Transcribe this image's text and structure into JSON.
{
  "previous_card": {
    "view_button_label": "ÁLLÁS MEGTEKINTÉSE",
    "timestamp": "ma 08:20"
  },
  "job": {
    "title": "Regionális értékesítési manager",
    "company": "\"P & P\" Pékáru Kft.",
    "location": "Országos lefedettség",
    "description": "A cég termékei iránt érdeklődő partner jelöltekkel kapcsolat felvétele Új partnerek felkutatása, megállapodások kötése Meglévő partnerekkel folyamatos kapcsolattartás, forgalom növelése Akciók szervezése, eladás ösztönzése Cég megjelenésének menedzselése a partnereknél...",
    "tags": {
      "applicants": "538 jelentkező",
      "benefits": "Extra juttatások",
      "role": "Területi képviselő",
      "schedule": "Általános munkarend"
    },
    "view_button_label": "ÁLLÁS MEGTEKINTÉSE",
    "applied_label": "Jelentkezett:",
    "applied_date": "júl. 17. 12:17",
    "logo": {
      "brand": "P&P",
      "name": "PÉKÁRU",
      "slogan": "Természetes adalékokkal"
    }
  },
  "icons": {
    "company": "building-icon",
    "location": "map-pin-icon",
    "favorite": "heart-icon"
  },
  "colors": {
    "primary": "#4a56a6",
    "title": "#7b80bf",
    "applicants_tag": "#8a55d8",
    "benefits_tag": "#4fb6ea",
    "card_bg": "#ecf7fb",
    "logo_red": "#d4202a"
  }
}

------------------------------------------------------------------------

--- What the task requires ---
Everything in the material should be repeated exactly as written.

--- Response for this exercise ---
Transcribe this image's text and structure into JSON.
{
  "previous_card": {
    "view_button_label": "ÁLLÁS MEGTEKINTÉSE",
    "timestamp": "ma 08:20"
  },
  "job": {
    "title": "Regionális értékesítési manager",
    "company": "\"P & P\" Pékáru Kft.",
    "location": "Országos lefedettség",
    "description": "A cég termékei iránt érdeklődő partner jelöltekkel kapcsolat felvétele Új partnerek felkutatása, megállapodások kötése Meglévő partnerekkel folyamatos kapcsolattartás, forgalom növelése Akciók szervezése, eladás ösztönzése Cég megjelenésének menedzselése a partnereknél...",
    "tags": {
      "applicants": "538 jelentkező",
      "benefits": "Extra juttatások",
      "role": "Területi képviselő",
      "schedule": "Általános munkarend"
    },
    "view_button_label": "ÁLLÁS MEGTEKINTÉSE",
    "applied_label": "Jelentkezett:",
    "applied_date": "júl. 17. 12:17",
    "logo": {
      "brand": "P&P",
      "name": "PÉKÁRU",
      "slogan": "Természetes adalékokkal"
    }
  },
  "icons": {
    "company": "building-icon",
    "location": "map-pin-icon",
    "favorite": "heart-icon"
  },
  "colors": {
    "primary": "#4a56a6",
    "title": "#7b80bf",
    "applicants_tag": "#8a55d8",
    "benefits_tag": "#4fb6ea",
    "card_bg": "#ecf7fb",
    "logo_red": "#d4202a"
  }
}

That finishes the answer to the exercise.